For consistency of size and tenderness, squab (young pigeon) wins the day for many chefs. Although Roux wouldn’t be drawn on his personal preference, he does believe that squab is the better for roasting and for special occasions.

Robinson argues that the two are wildly different ingredients: “Squab is a milder, softer ingredient, more like a piece of steak with beautiful fat on it. It’s the difference between a muntjac and fallow deer. I love them both. The squab is stunning; an amazing ingredient – although very expensive.”

TRICKS OF THE TRADE

While you don’t need to be a professional to cook woodpigeon, there are a few tricks worth knowing. For the uninitiated, a simple and delicious approach is to sear the boned breast rapidly for about a minute each side. Left to rest, this will be soft and succulent with the fine grain of a prime steak.

If you are grilling over fire, Weston advises to leave the breasts on the crown to keep them nice and moist. He takes the legs off to confit but goes even further, keeping the heart and livers for snacks and the body for stock.

Michel Roux’s top tip is: “Stick to the classic techniques, and always use butter.”

Caines advises to marinate the legs in a little bit of salt and pepper, tied in bay leaves, and then cook in fat.

Weston advises pairing pigeon with a good Malbec, but he also believes in using strong flavours to make the most of the bird: “Wild horseradish grated straight onto breasts works well, and sorrel is a beautiful, citrusy addition as it cuts nicely through the meat.”

Caines agrees: “As pigeon is a rich, dark meat, robust flavours really work. It’s great with lentils as a main course and it takes spice well – curry spice, in particular. Pigeon is also great for wine selections, especially good red wines; you’ve got a lot of flavours to work with.”

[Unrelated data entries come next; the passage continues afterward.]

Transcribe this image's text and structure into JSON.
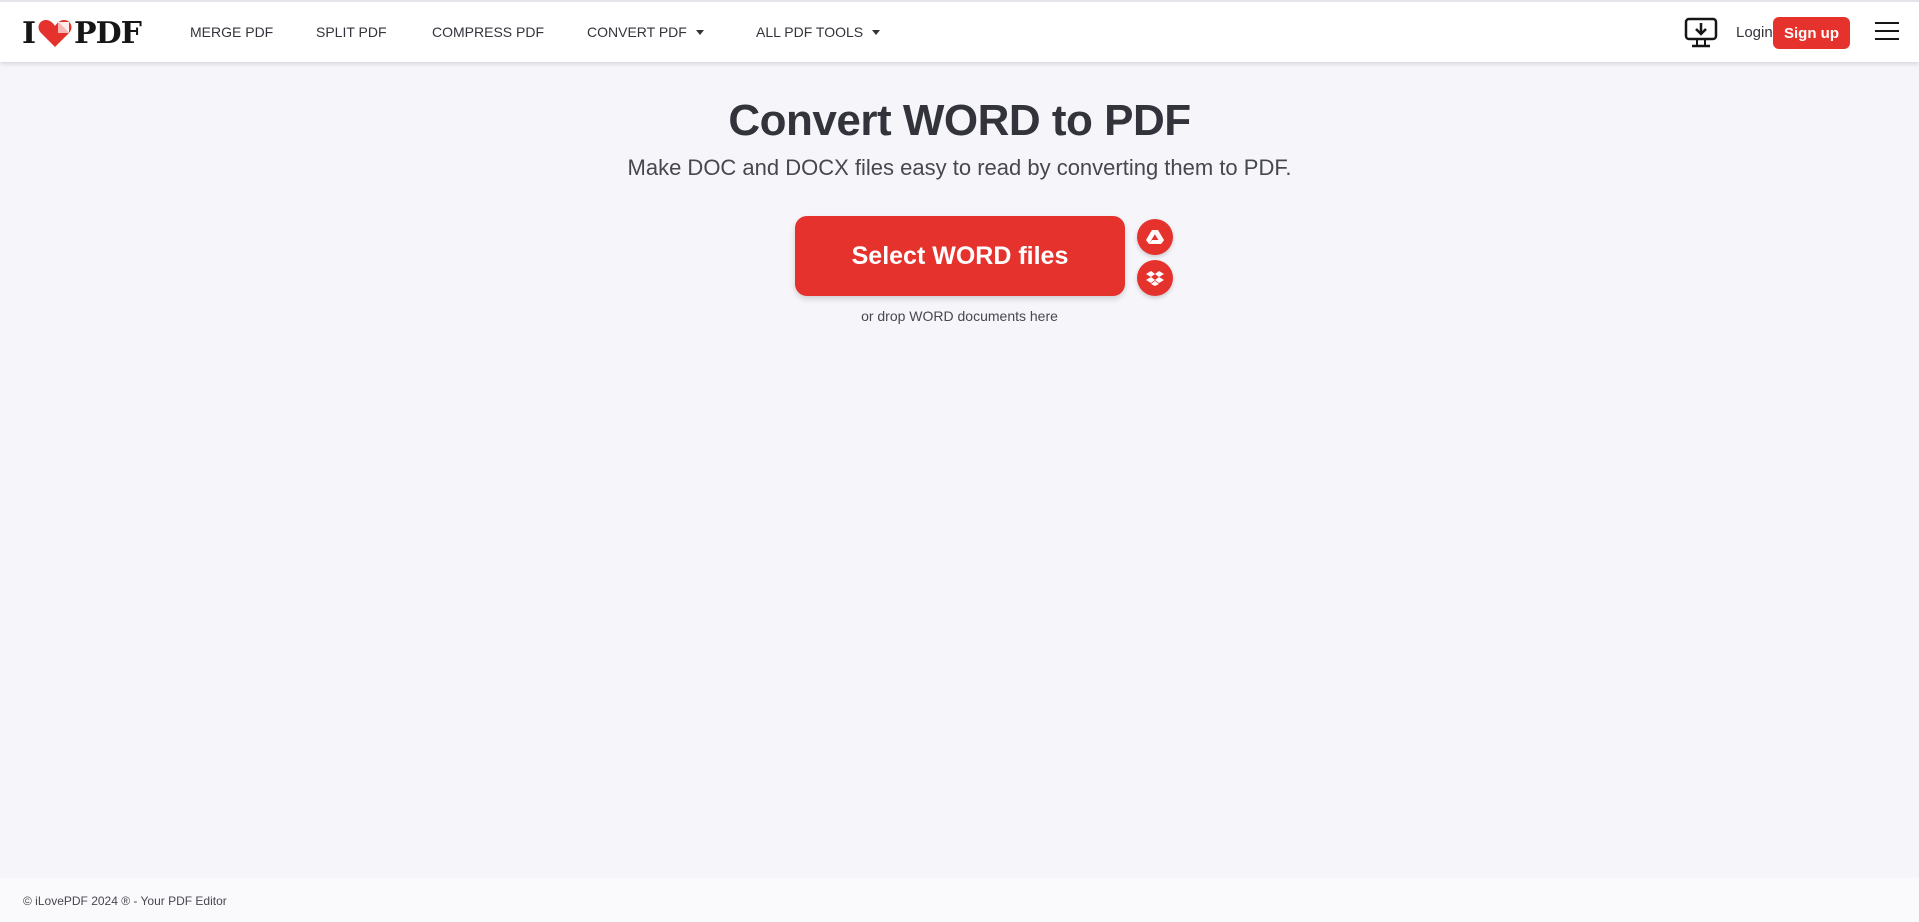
{
  "header": {
    "logo": {
      "left": "I",
      "right": "PDF",
      "heart_color": "#e5322d"
    },
    "nav": [
      {
        "label": "MERGE PDF",
        "dropdown": false
      },
      {
        "label": "SPLIT PDF",
        "dropdown": false
      },
      {
        "label": "COMPRESS PDF",
        "dropdown": false
      },
      {
        "label": "CONVERT PDF",
        "dropdown": true
      },
      {
        "label": "ALL PDF TOOLS",
        "dropdown": true
      }
    ],
    "desktop_icon": "desktop-download-icon",
    "login_label": "Login",
    "signup_label": "Sign up",
    "menu_icon": "hamburger-menu-icon"
  },
  "main": {
    "title": "Convert WORD to PDF",
    "subtitle": "Make DOC and DOCX files easy to read by converting them to PDF.",
    "select_button_label": "Select WORD files",
    "cloud_buttons": [
      {
        "name": "google-drive",
        "icon": "google-drive-icon"
      },
      {
        "name": "dropbox",
        "icon": "dropbox-icon"
      }
    ],
    "drop_hint": "or drop WORD documents here"
  },
  "footer": {
    "copyright": "© iLovePDF 2024 ® - Your PDF Editor"
  },
  "colors": {
    "brand_red": "#e5322d",
    "background": "#f5f5fa",
    "text": "#33333b"
  }
}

Whatever your personal preference, or indeed your culinary skills, the humble pigeon is quite definitely a surprise package that deserves a second look, so don’t turn down the chance to bag some this spring.